February 12, 2020 1:42 pm

In late January, 31 Pierce College students volunteered for the Pierce County Point in Time Homeless Count. It was the first time the college has participated in the annual event, which gathers data on homeless individuals in Pierce County to improve services.

The volunteer opportunity was arranged through the college's Service Learning department, which promotes community engagement.

“The response from students was very positive,” said Emily Feleen, Service Learning program specialist. “It was an eye-opening experience for many of them. Some commented on the sheer numbers—seeing hundreds of people gathered at a shelter for a hot meal made them realize how far-reaching the problem is.”

Using an app downloaded from Pierce County, students interviewed people at two locations: the Tacoma Rescue Mission and the Nativity House Day Shelter.

“Students approached people and asked if they were willing to participate in the survey,” said Feleen. “Some didn’t, but many were willing to because we explained that the information is used to help Pierce County provide more services to homeless individuals.”

Among those volunteering was the entire Pierce College women’s basketball team.

“We just wanted to serve,” said Ariassa Wilson, team coach and TRiO retention manager for Pierce College. “We understand we are fortunate in so many ways. It was an amazing, humbling experience. Seeing these people at the Rescue Mission – how kind and polite they were to one another, how grateful they were to us for being there was just very inspiring.”

Feleen added, “Some of the people were ex-military as were some of our student volunteers, so they could relate to one another.”

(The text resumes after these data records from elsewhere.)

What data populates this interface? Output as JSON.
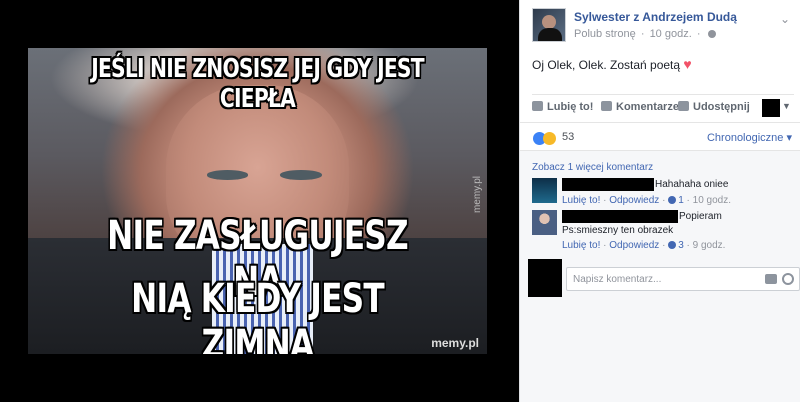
{
  "meme": {
    "top_text": "JEŚLI NIE ZNOSISZ JEJ GDY JEST CIEPŁA",
    "middle_text": "NIE ZASŁUGUJESZ NA",
    "bottom_text": "NIĄ KIEDY JEST ZIMNA",
    "watermark_side": "memy.pl",
    "watermark_bottom": "memy.pl"
  },
  "post": {
    "page_name": "Sylwester z Andrzejem Dudą",
    "like_page": "Polub stronę",
    "separator": "·",
    "time": "10 godz.",
    "text": "Oj Olek, Olek. Zostań poetą",
    "heart_icon": "heart-icon"
  },
  "actions": {
    "like": "Lubię to!",
    "comment": "Komentarze",
    "share": "Udostępnij"
  },
  "reactions": {
    "count": "53",
    "sort": "Chronologiczne"
  },
  "comments_section": {
    "more": "Zobacz 1 więcej komentarz",
    "items": [
      {
        "text": "Hahahaha oniee",
        "like": "Lubię to!",
        "reply": "Odpowiedz",
        "likes": "1",
        "time": "10 godz."
      },
      {
        "text": "Popieram",
        "text2": "Ps:smieszny ten obrazek",
        "like": "Lubię to!",
        "reply": "Odpowiedz",
        "likes": "3",
        "time": "9 godz."
      }
    ],
    "compose_placeholder": "Napisz komentarz..."
  },
  "colors": {
    "link_blue": "#365899",
    "accent_blue": "#4267b2",
    "meta_gray": "#90949c",
    "heart": "#f25268"
  }
}
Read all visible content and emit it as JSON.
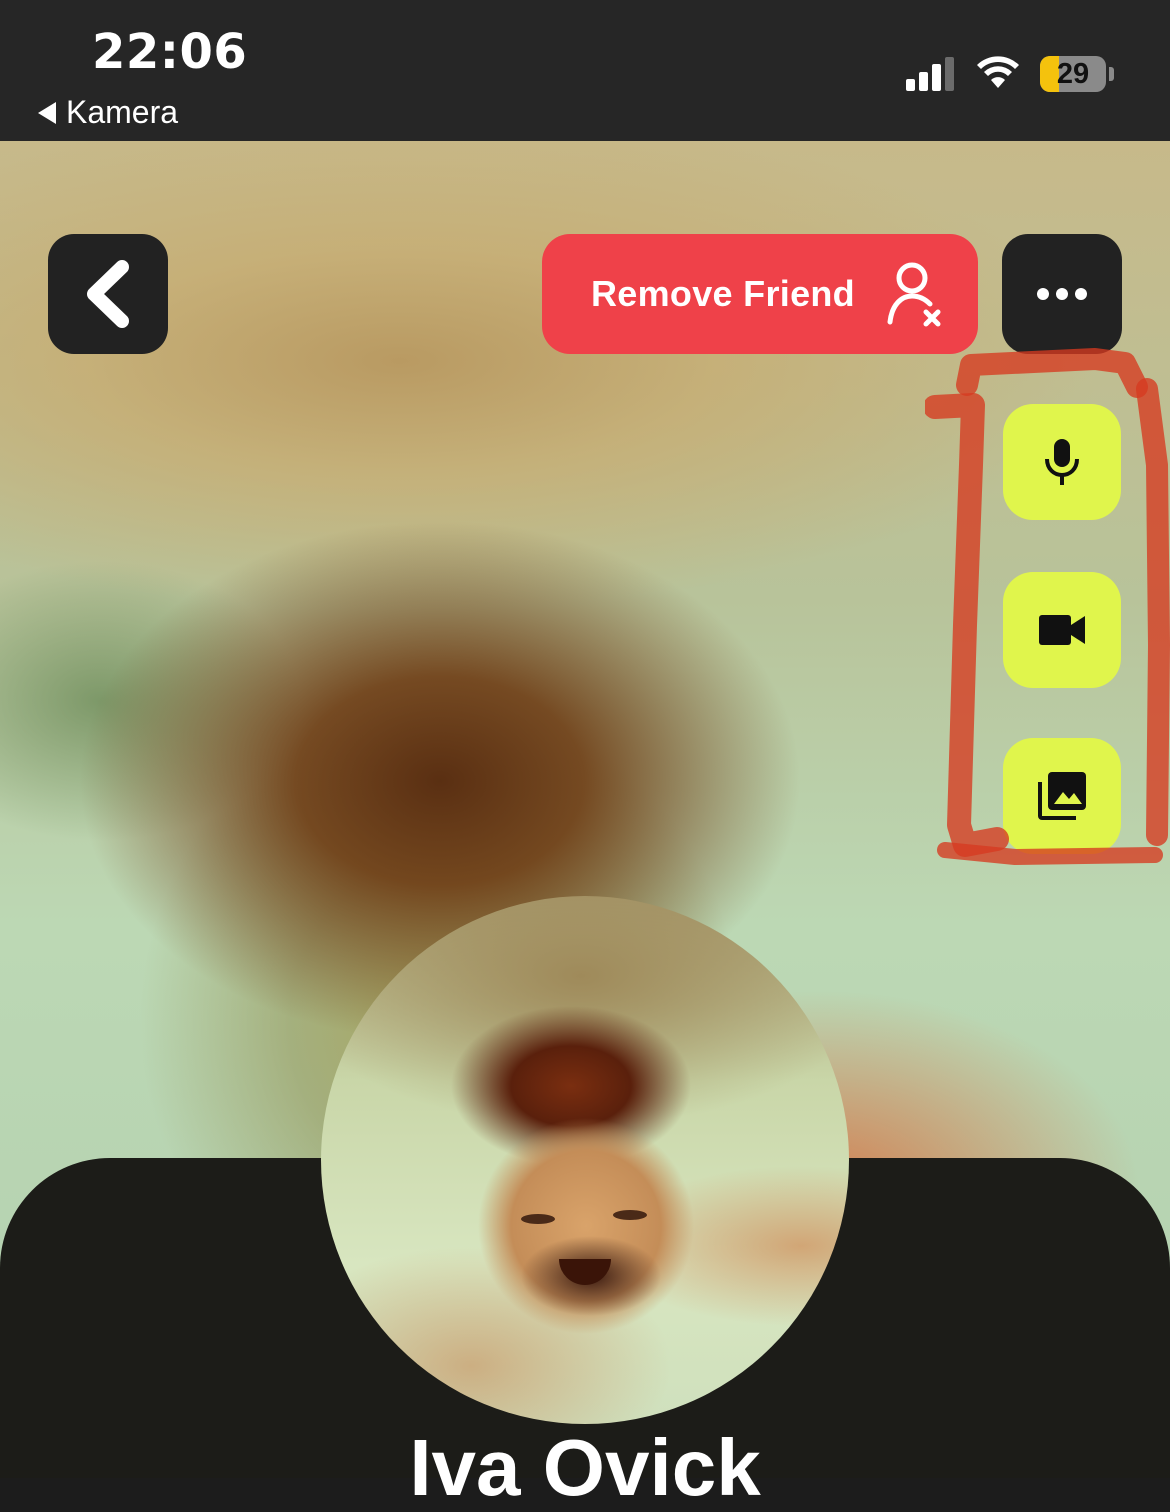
{
  "status_bar": {
    "time": "22:06",
    "back_app": "Kamera",
    "battery_level": "29",
    "battery_fraction": 0.29,
    "signal_bars": 3,
    "signal_max": 4
  },
  "header": {
    "back_icon": "chevron-left-icon",
    "remove_friend_label": "Remove Friend",
    "remove_friend_icon": "user-remove-icon",
    "more_icon": "more-horizontal-icon",
    "remove_color": "#ef4149"
  },
  "side_actions": [
    {
      "name": "voice-message-button",
      "icon": "microphone-icon"
    },
    {
      "name": "video-call-button",
      "icon": "video-camera-icon"
    },
    {
      "name": "gallery-button",
      "icon": "photo-library-icon"
    }
  ],
  "accent_color": "#e0f54c",
  "profile": {
    "name_partial": "Iva Ovick"
  }
}
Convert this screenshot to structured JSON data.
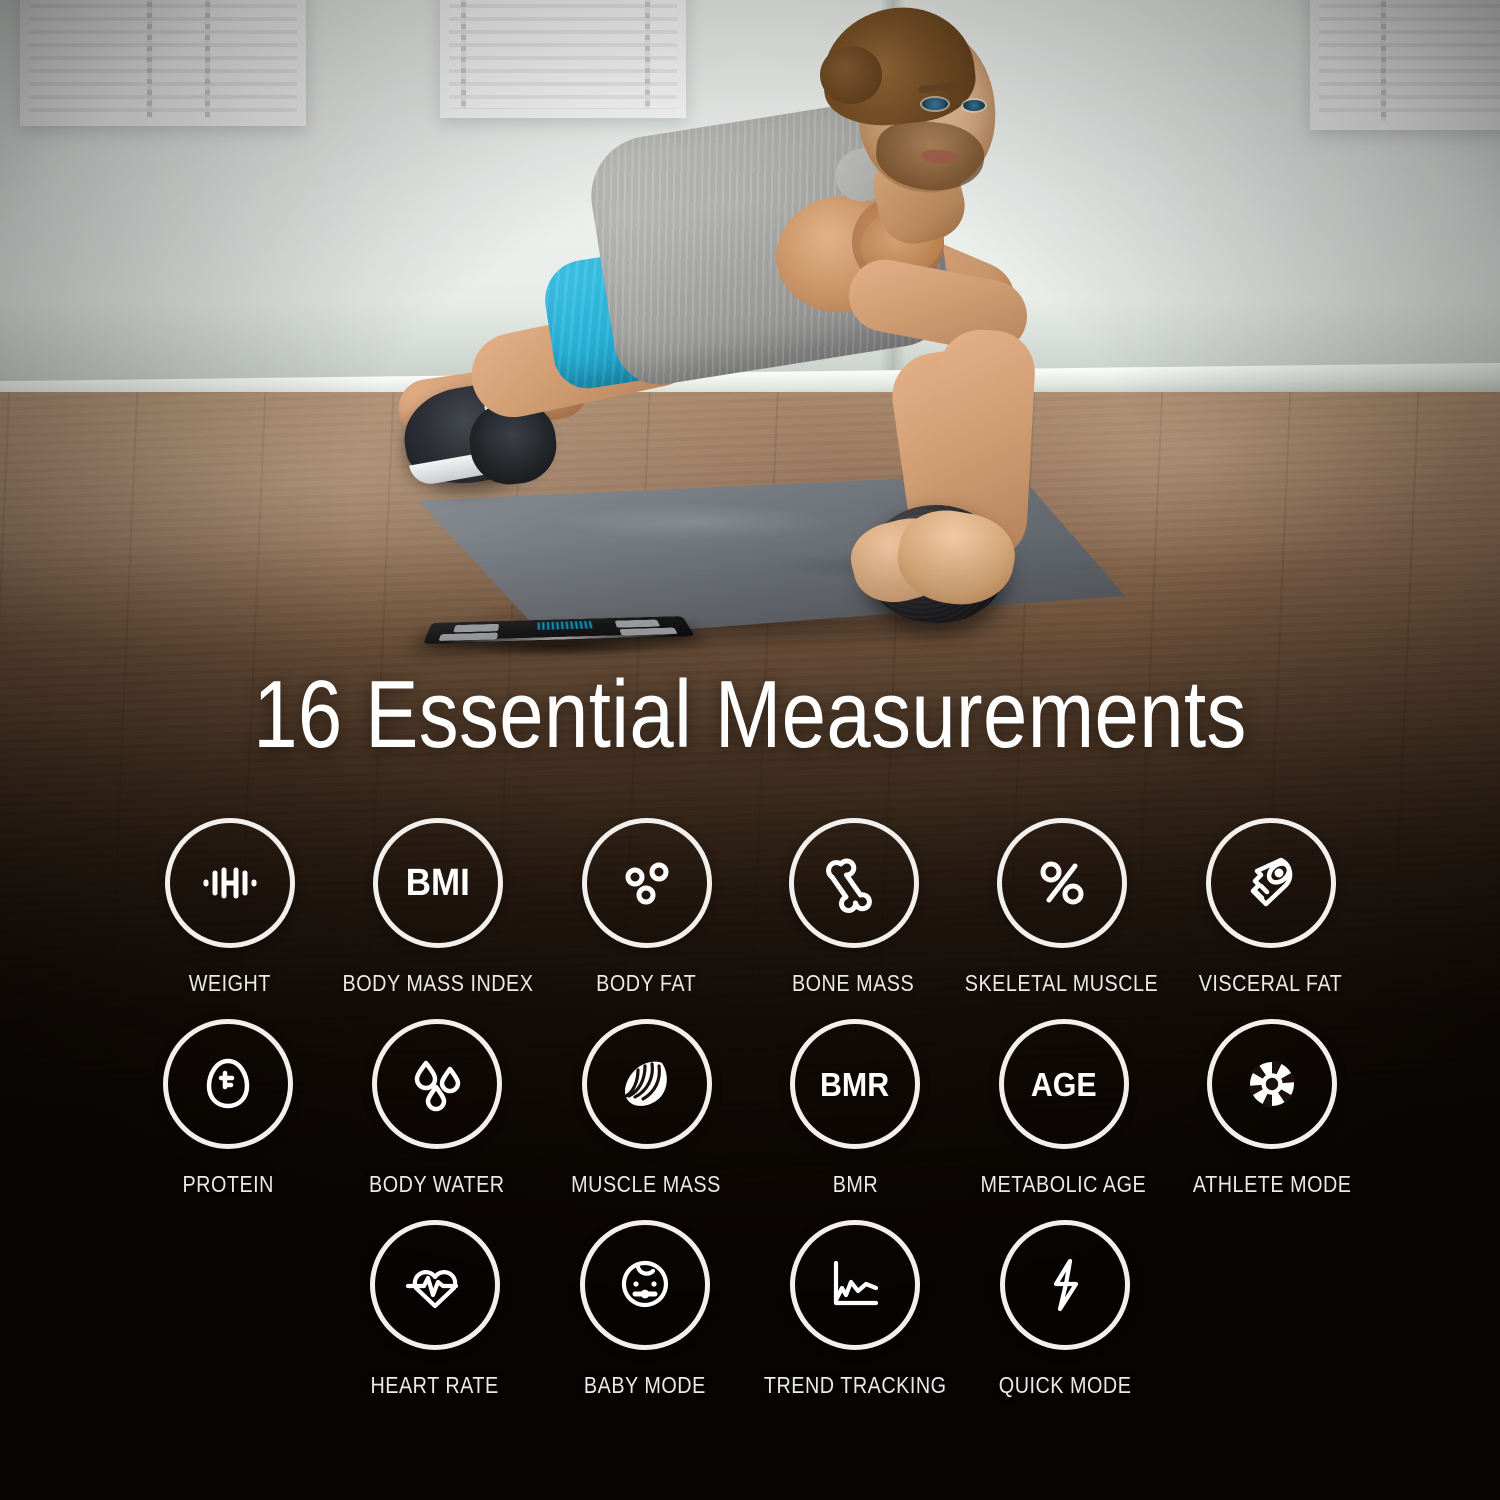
{
  "headline": "16 Essential Measurements",
  "colors": {
    "ring_stroke": "#f2efec",
    "label_text": "#eceae7",
    "headline_text": "#ffffff",
    "backdrop_dark": "#140d08",
    "shorts_cyan": "#29b6dc",
    "tank_gray": "#b4b4b2",
    "scale_display_blue": "#1bb9e6"
  },
  "scene": {
    "subject": "man-doing-plank-pushup",
    "props": [
      "yoga-mat",
      "medicine-ball",
      "smart-body-fat-scale"
    ],
    "setting": "bright-room-wood-floor"
  },
  "rows": [
    {
      "items": [
        {
          "label": "WEIGHT",
          "icon": "dumbbell-icon"
        },
        {
          "label": "BODY MASS INDEX",
          "icon": "bmi-text-icon",
          "icon_text": "BMI"
        },
        {
          "label": "BODY FAT",
          "icon": "fat-cells-icon"
        },
        {
          "label": "BONE MASS",
          "icon": "bone-icon"
        },
        {
          "label": "SKELETAL MUSCLE",
          "icon": "percent-icon"
        },
        {
          "label": "VISCERAL FAT",
          "icon": "tape-measure-icon"
        }
      ]
    },
    {
      "items": [
        {
          "label": "PROTEIN",
          "icon": "egg-icon"
        },
        {
          "label": "BODY WATER",
          "icon": "water-drops-icon"
        },
        {
          "label": "MUSCLE MASS",
          "icon": "muscle-fiber-icon"
        },
        {
          "label": "BMR",
          "icon": "bmr-text-icon",
          "icon_text": "BMR"
        },
        {
          "label": "METABOLIC AGE",
          "icon": "age-text-icon",
          "icon_text": "AGE"
        },
        {
          "label": "ATHLETE MODE",
          "icon": "wheel-rosette-icon"
        }
      ]
    },
    {
      "items": [
        {
          "label": "HEART RATE",
          "icon": "heart-pulse-icon"
        },
        {
          "label": "BABY MODE",
          "icon": "baby-face-icon"
        },
        {
          "label": "TREND TRACKING",
          "icon": "line-chart-icon"
        },
        {
          "label": "QUICK MODE",
          "icon": "lightning-bolt-icon"
        }
      ]
    }
  ]
}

“We had a lot of conversation around encouraging students to stay on the right path,” said Wilson.

Service Learning schedules one community volunteer opportunity per month. They get the word out through social media and by reaching out to faculty and students. Last fall alone, students contributed more than 300 volunteer hours through service learning projects.

“I think of service learning as real-world community engagement, building on the learning students are already doing here,” said Feleen. “We’re a community college, so being involved in the community and helping others is a natural fit for our students.

“Working with faculty, we try to embed service learning into the curriculum.  All are welcome. It’s a great opportunity to do something meaningful.”

For more information on Service Learning opportunities, visit the department web page.